Concepts developed during research on passive magnetic bearing systems at the Lawrence Livermore National Laboratory gave rise to a new approach to magnetic levitation, the Inductrack. A passive induced-current system employing permanent magnets on the moving vehicle, the Inductrack maximizes levitation forces by a combination of two elements. First, the permanent magnets on the vehicle are arranged in a ''Halbach array,'' a magnet configuration that optimally produces a periodic magnetic field below the array, while canceling the field above the array. Second, the track is made up of close-packed shorted electrical circuits. These circuits couple optimally to the magnetic field of the Halbach array.
How Maglev Trains Work
McKenna and Kehrer are employees of Hall Industries, which is responsible for the vehicle car body and chassis for this project. Full size image available through contact SINCE the s, transportation industry planners have sought an energy-efficient design for a train that can glide through air at speeds up to kilometers per hour. This type of train, called a magnetically levitated maglev train, is thought to be a viable solution to meet the nation's growing need for intercity and urban transportation networks. However, despite some promising developments, unresolved concerns with the operation and safety of maglev trains has prevented the transition from demonstration model to commercial development.

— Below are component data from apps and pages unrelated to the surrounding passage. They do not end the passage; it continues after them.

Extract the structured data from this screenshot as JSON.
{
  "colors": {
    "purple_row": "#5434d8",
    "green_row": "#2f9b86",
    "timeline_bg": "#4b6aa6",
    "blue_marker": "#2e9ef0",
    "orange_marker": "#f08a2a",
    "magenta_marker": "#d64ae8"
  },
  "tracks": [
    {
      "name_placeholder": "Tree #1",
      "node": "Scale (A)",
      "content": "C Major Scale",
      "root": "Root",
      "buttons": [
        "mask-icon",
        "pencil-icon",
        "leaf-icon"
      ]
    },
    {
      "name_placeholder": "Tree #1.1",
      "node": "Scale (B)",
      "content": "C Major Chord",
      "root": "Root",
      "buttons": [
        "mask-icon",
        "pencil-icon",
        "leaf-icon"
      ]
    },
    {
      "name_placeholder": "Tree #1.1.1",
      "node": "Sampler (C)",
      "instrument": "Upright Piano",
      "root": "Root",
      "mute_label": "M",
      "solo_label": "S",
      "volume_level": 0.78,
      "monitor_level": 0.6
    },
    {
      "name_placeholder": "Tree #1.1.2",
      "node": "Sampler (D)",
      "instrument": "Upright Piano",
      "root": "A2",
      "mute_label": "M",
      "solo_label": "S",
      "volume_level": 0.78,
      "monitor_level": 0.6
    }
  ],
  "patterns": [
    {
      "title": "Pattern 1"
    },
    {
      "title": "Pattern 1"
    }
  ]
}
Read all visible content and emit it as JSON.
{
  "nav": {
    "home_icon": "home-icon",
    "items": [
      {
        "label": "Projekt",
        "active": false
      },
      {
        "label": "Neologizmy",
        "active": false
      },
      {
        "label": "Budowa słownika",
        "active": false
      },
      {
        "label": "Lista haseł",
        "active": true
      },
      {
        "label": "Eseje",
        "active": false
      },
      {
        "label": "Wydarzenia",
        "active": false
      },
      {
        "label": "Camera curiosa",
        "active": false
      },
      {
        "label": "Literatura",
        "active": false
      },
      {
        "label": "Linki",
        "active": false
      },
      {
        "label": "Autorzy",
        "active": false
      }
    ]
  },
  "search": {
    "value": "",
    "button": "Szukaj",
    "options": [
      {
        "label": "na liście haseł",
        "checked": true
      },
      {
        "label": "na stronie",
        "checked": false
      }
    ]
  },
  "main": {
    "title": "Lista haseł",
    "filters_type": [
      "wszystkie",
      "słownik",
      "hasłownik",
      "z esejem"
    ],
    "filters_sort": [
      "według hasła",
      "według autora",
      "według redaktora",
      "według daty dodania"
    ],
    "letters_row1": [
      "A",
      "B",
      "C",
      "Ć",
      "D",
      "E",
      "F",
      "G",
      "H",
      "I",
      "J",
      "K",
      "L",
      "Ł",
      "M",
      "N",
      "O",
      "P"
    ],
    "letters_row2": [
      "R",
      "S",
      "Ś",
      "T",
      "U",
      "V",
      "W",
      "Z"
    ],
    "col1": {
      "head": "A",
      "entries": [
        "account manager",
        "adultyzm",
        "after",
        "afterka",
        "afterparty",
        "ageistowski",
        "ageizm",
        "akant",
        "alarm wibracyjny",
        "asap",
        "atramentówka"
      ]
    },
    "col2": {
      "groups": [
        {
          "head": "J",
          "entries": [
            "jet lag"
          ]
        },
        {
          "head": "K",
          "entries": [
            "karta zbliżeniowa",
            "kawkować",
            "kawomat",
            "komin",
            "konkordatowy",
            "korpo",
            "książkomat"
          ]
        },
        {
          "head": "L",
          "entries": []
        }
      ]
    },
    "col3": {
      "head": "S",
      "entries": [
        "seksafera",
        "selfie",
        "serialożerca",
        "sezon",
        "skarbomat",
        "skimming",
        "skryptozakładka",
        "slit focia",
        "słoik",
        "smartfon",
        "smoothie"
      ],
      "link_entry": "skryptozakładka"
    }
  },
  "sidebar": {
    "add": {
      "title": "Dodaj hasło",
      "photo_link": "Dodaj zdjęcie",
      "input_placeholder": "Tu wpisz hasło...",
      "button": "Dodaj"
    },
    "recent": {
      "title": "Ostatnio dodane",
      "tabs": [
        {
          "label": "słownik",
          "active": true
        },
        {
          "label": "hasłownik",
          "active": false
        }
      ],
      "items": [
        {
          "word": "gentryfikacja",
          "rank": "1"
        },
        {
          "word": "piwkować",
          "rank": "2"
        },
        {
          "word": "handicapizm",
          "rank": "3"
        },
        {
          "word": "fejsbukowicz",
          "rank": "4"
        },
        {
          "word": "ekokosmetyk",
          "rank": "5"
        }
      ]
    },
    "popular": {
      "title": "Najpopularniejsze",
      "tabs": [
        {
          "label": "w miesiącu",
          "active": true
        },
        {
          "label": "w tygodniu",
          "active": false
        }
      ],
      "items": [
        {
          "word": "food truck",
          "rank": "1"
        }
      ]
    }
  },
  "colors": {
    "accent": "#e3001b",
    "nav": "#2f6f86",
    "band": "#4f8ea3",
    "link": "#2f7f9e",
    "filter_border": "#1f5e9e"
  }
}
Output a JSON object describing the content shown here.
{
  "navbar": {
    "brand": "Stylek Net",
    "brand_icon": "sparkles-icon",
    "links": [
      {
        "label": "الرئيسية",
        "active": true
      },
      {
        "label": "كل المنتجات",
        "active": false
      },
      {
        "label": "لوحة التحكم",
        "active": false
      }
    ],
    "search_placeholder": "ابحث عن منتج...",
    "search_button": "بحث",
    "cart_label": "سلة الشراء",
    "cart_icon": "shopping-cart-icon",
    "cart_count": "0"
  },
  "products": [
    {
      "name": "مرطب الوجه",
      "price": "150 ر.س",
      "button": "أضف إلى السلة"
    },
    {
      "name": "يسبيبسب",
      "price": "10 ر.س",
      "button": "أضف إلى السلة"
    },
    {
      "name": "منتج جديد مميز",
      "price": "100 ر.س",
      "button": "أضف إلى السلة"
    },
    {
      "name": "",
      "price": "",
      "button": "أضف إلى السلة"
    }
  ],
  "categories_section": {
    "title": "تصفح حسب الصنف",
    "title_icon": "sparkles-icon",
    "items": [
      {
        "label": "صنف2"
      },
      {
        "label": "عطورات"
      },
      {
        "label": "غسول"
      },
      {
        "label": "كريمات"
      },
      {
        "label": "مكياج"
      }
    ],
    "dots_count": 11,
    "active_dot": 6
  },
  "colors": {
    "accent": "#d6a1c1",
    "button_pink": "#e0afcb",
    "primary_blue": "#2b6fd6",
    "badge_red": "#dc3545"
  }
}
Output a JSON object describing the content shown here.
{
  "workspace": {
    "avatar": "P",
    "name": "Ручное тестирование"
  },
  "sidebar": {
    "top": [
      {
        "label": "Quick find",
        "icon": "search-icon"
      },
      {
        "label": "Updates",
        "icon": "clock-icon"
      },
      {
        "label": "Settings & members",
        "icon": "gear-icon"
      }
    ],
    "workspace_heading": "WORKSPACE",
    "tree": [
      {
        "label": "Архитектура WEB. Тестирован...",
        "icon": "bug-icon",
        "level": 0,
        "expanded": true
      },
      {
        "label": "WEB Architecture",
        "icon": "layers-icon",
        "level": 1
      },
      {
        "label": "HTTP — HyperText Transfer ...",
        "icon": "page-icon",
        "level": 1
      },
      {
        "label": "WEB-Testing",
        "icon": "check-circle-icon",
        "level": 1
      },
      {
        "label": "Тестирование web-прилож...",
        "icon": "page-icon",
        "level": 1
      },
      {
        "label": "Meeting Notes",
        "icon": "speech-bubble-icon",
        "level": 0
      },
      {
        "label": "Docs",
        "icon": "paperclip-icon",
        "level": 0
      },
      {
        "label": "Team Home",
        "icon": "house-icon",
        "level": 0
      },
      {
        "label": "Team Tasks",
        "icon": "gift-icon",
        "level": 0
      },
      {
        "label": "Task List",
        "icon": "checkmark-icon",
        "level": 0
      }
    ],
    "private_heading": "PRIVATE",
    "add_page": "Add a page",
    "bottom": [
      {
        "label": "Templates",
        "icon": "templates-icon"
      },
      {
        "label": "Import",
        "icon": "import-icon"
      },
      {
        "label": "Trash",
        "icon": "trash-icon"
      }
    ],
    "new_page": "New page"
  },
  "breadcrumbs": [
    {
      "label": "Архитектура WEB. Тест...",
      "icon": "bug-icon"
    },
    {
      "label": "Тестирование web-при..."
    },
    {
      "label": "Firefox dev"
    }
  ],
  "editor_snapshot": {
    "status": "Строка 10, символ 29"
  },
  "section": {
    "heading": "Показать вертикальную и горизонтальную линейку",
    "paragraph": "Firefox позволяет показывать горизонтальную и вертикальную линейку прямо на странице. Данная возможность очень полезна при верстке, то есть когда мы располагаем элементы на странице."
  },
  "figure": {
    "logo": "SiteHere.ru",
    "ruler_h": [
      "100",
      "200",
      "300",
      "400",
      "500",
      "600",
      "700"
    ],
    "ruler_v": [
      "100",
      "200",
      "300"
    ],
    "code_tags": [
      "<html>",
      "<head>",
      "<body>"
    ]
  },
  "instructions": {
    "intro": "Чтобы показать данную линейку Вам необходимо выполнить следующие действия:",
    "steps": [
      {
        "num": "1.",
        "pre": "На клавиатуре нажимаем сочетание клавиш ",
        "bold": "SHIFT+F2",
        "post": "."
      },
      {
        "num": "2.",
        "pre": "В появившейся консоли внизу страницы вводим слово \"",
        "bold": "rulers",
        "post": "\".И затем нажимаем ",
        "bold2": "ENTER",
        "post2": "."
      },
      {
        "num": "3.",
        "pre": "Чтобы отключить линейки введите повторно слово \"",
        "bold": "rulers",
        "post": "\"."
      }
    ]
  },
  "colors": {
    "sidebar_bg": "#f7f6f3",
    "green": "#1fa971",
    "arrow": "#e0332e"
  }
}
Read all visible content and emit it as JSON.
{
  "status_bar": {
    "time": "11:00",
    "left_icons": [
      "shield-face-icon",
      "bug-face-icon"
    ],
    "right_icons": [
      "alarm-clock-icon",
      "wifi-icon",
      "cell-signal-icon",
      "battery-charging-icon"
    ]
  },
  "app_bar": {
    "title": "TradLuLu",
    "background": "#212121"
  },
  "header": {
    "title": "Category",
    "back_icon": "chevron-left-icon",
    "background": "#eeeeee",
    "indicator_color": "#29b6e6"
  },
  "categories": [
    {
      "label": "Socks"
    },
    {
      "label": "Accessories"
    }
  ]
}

Japanese engineers have developed a competing version of maglev trains that use an electrodynamic suspension EDS system, which is based on the repelling force of magnets. The key difference between Japanese and German maglev train technology is that the Japanese trains use super-cooled, superconducting electromagnets. This kind of electromagnet can conduct electricity even after the power supply has been shut off. In the EMS system, which uses standard electromagnets, the coils only conduct electricity when a power supply is present. By chilling the coils at frigid temperatures, Japan's system saves energy. However, the cryogenic system used to cool the coils can be expensive and add significantly to construction and maintenance costs. Another difference between the systems is that the Japanese trains levitate nearly 4 inches 10 centimeters above the guideway.